Reply with each record repeated exactly.

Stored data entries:
================

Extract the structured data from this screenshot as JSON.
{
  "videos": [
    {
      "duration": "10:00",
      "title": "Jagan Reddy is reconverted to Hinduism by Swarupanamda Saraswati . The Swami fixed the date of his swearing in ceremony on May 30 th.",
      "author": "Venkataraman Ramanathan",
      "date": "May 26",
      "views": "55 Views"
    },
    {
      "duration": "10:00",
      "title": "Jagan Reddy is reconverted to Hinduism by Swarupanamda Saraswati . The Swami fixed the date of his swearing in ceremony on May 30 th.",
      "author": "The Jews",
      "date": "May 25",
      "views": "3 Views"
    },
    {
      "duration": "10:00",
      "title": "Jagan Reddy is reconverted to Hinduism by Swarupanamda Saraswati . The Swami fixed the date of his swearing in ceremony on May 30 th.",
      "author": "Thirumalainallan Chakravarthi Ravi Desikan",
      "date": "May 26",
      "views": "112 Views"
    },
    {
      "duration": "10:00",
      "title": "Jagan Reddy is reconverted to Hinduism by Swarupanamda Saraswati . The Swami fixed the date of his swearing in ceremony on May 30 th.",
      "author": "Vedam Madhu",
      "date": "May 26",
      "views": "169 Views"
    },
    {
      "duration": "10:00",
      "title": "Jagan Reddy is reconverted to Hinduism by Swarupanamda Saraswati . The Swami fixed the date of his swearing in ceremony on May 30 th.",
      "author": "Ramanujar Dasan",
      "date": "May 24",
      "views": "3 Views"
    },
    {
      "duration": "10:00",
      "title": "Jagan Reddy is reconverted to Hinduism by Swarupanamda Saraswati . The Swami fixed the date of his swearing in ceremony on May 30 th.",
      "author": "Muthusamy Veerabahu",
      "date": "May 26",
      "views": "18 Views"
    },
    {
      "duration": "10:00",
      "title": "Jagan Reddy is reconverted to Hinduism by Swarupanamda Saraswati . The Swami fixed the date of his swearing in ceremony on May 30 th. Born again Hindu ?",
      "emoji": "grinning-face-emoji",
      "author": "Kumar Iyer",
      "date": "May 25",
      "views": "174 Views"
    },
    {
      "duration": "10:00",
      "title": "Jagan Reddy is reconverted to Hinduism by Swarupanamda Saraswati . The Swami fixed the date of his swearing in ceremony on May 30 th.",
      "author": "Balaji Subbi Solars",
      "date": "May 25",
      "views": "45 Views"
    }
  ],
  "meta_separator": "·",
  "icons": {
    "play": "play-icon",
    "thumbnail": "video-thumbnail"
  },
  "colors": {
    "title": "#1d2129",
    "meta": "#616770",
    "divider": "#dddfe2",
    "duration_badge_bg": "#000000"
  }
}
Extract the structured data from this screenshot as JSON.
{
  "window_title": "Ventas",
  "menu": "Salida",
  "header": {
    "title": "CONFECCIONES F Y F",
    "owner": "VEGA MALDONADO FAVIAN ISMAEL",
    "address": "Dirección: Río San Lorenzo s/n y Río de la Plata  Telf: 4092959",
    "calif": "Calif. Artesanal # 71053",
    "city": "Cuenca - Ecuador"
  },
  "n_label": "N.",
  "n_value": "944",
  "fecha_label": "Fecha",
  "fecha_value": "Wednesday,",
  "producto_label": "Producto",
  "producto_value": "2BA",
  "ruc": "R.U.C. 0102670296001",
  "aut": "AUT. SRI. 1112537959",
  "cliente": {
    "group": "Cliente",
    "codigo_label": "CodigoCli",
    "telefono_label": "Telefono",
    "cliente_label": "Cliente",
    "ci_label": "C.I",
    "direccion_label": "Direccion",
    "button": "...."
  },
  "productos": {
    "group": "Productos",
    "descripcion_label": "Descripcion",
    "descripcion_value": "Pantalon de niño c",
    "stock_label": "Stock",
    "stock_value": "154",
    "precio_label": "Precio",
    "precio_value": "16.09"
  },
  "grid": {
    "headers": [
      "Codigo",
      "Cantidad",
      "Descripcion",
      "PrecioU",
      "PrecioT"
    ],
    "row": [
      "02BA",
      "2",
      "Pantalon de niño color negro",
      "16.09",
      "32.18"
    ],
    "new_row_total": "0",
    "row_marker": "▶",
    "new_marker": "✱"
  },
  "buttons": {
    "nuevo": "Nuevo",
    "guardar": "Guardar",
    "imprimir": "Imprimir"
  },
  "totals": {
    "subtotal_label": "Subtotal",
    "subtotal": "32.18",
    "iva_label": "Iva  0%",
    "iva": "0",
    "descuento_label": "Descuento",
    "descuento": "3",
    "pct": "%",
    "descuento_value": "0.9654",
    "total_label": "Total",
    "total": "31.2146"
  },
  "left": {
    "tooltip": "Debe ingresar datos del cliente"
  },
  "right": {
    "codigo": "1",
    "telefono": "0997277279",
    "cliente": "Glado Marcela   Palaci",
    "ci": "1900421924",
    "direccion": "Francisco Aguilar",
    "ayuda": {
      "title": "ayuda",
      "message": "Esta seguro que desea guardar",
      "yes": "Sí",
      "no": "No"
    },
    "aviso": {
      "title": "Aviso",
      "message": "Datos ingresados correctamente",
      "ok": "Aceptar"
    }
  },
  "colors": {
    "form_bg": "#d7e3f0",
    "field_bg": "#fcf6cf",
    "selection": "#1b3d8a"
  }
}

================

_Solution for this problem_
Extract the structured data from this screenshot as JSON.
{
  "videos": [
    {
      "duration": "10:00",
      "title": "Jagan Reddy is reconverted to Hinduism by Swarupanamda Saraswati . The Swami fixed the date of his swearing in ceremony on May 30 th.",
      "author": "Venkataraman Ramanathan",
      "date": "May 26",
      "views": "55 Views"
    },
    {
      "duration": "10:00",
      "title": "Jagan Reddy is reconverted to Hinduism by Swarupanamda Saraswati . The Swami fixed the date of his swearing in ceremony on May 30 th.",
      "author": "The Jews",
      "date": "May 25",
      "views": "3 Views"
    },
    {
      "duration": "10:00",
      "title": "Jagan Reddy is reconverted to Hinduism by Swarupanamda Saraswati . The Swami fixed the date of his swearing in ceremony on May 30 th.",
      "author": "Thirumalainallan Chakravarthi Ravi Desikan",
      "date": "May 26",
      "views": "112 Views"
    },
    {
      "duration": "10:00",
      "title": "Jagan Reddy is reconverted to Hinduism by Swarupanamda Saraswati . The Swami fixed the date of his swearing in ceremony on May 30 th.",
      "author": "Vedam Madhu",
      "date": "May 26",
      "views": "169 Views"
    },
    {
      "duration": "10:00",
      "title": "Jagan Reddy is reconverted to Hinduism by Swarupanamda Saraswati . The Swami fixed the date of his swearing in ceremony on May 30 th.",
      "author": "Ramanujar Dasan",
      "date": "May 24",
      "views": "3 Views"
    },
    {
      "duration": "10:00",
      "title": "Jagan Reddy is reconverted to Hinduism by Swarupanamda Saraswati . The Swami fixed the date of his swearing in ceremony on May 30 th.",
      "author": "Muthusamy Veerabahu",
      "date": "May 26",
      "views": "18 Views"
    },
    {
      "duration": "10:00",
      "title": "Jagan Reddy is reconverted to Hinduism by Swarupanamda Saraswati . The Swami fixed the date of his swearing in ceremony on May 30 th. Born again Hindu ?",
      "emoji": "grinning-face-emoji",
      "author": "Kumar Iyer",
      "date": "May 25",
      "views": "174 Views"
    },
    {
      "duration": "10:00",
      "title": "Jagan Reddy is reconverted to Hinduism by Swarupanamda Saraswati . The Swami fixed the date of his swearing in ceremony on May 30 th.",
      "author": "Balaji Subbi Solars",
      "date": "May 25",
      "views": "45 Views"
    }
  ],
  "meta_separator": "·",
  "icons": {
    "play": "play-icon",
    "thumbnail": "video-thumbnail"
  },
  "colors": {
    "title": "#1d2129",
    "meta": "#616770",
    "divider": "#dddfe2",
    "duration_badge_bg": "#000000"
  }
}
Extract the structured data from this screenshot as JSON.
{
  "window_title": "Ventas",
  "menu": "Salida",
  "header": {
    "title": "CONFECCIONES F Y F",
    "owner": "VEGA MALDONADO FAVIAN ISMAEL",
    "address": "Dirección: Río San Lorenzo s/n y Río de la Plata  Telf: 4092959",
    "calif": "Calif. Artesanal # 71053",
    "city": "Cuenca - Ecuador"
  },
  "n_label": "N.",
  "n_value": "944",
  "fecha_label": "Fecha",
  "fecha_value": "Wednesday,",
  "producto_label": "Producto",
  "producto_value": "2BA",
  "ruc": "R.U.C. 0102670296001",
  "aut": "AUT. SRI. 1112537959",
  "cliente": {
    "group": "Cliente",
    "codigo_label": "CodigoCli",
    "telefono_label": "Telefono",
    "cliente_label": "Cliente",
    "ci_label": "C.I",
    "direccion_label": "Direccion",
    "button": "...."
  },
  "productos": {
    "group": "Productos",
    "descripcion_label": "Descripcion",
    "descripcion_value": "Pantalon de niño c",
    "stock_label": "Stock",
    "stock_value": "154",
    "precio_label": "Precio",
    "precio_value": "16.09"
  },
  "grid": {
    "headers": [
      "Codigo",
      "Cantidad",
      "Descripcion",
      "PrecioU",
      "PrecioT"
    ],
    "row": [
      "02BA",
      "2",
      "Pantalon de niño color negro",
      "16.09",
      "32.18"
    ],
    "new_row_total": "0",
    "row_marker": "▶",
    "new_marker": "✱"
  },
  "buttons": {
    "nuevo": "Nuevo",
    "guardar": "Guardar",
    "imprimir": "Imprimir"
  },
  "totals": {
    "subtotal_label": "Subtotal",
    "subtotal": "32.18",
    "iva_label": "Iva  0%",
    "iva": "0",
    "descuento_label": "Descuento",
    "descuento": "3",
    "pct": "%",
    "descuento_value": "0.9654",
    "total_label": "Total",
    "total": "31.2146"
  },
  "left": {
    "tooltip": "Debe ingresar datos del cliente"
  },
  "right": {
    "codigo": "1",
    "telefono": "0997277279",
    "cliente": "Glado Marcela   Palaci",
    "ci": "1900421924",
    "direccion": "Francisco Aguilar",
    "ayuda": {
      "title": "ayuda",
      "message": "Esta seguro que desea guardar",
      "yes": "Sí",
      "no": "No"
    },
    "aviso": {
      "title": "Aviso",
      "message": "Datos ingresados correctamente",
      "ok": "Aceptar"
    }
  },
  "colors": {
    "form_bg": "#d7e3f0",
    "field_bg": "#fcf6cf",
    "selection": "#1b3d8a"
  }
}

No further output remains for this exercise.